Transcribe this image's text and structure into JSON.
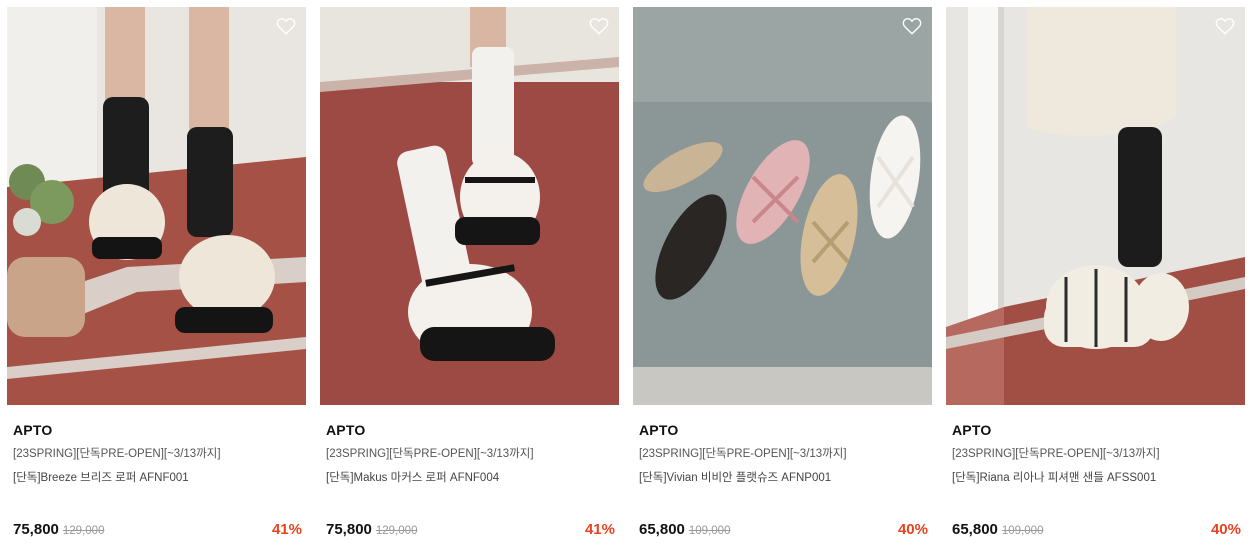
{
  "colors": {
    "discount": "#e8431e",
    "wish_icon": "#ffffff"
  },
  "products": [
    {
      "brand": "APTO",
      "tag": "[23SPRING][단독PRE-OPEN][~3/13까지]",
      "name": "[단독]Breeze 브리즈 로퍼 AFNF001",
      "price": "75,800",
      "original_price": "129,000",
      "discount": "41%",
      "wish_icon": "heart-outline-icon"
    },
    {
      "brand": "APTO",
      "tag": "[23SPRING][단독PRE-OPEN][~3/13까지]",
      "name": "[단독]Makus 마커스 로퍼 AFNF004",
      "price": "75,800",
      "original_price": "129,000",
      "discount": "41%",
      "wish_icon": "heart-outline-icon"
    },
    {
      "brand": "APTO",
      "tag": "[23SPRING][단독PRE-OPEN][~3/13까지]",
      "name": "[단독]Vivian 비비안 플랫슈즈 AFNP001",
      "price": "65,800",
      "original_price": "109,000",
      "discount": "40%",
      "wish_icon": "heart-outline-icon"
    },
    {
      "brand": "APTO",
      "tag": "[23SPRING][단독PRE-OPEN][~3/13까지]",
      "name": "[단독]Riana 리아나 피셔맨 샌들 AFSS001",
      "price": "65,800",
      "original_price": "109,000",
      "discount": "40%",
      "wish_icon": "heart-outline-icon"
    }
  ]
}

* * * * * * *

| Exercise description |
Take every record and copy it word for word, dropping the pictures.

| Your response |
Transcribe this image's text and structure into JSON.
{
  "colors": {
    "discount": "#e8431e",
    "wish_icon": "#ffffff"
  },
  "products": [
    {
      "brand": "APTO",
      "tag": "[23SPRING][단독PRE-OPEN][~3/13까지]",
      "name": "[단독]Breeze 브리즈 로퍼 AFNF001",
      "price": "75,800",
      "original_price": "129,000",
      "discount": "41%",
      "wish_icon": "heart-outline-icon"
    },
    {
      "brand": "APTO",
      "tag": "[23SPRING][단독PRE-OPEN][~3/13까지]",
      "name": "[단독]Makus 마커스 로퍼 AFNF004",
      "price": "75,800",
      "original_price": "129,000",
      "discount": "41%",
      "wish_icon": "heart-outline-icon"
    },
    {
      "brand": "APTO",
      "tag": "[23SPRING][단독PRE-OPEN][~3/13까지]",
      "name": "[단독]Vivian 비비안 플랫슈즈 AFNP001",
      "price": "65,800",
      "original_price": "109,000",
      "discount": "40%",
      "wish_icon": "heart-outline-icon"
    },
    {
      "brand": "APTO",
      "tag": "[23SPRING][단독PRE-OPEN][~3/13까지]",
      "name": "[단독]Riana 리아나 피셔맨 샌들 AFSS001",
      "price": "65,800",
      "original_price": "109,000",
      "discount": "40%",
      "wish_icon": "heart-outline-icon"
    }
  ]
}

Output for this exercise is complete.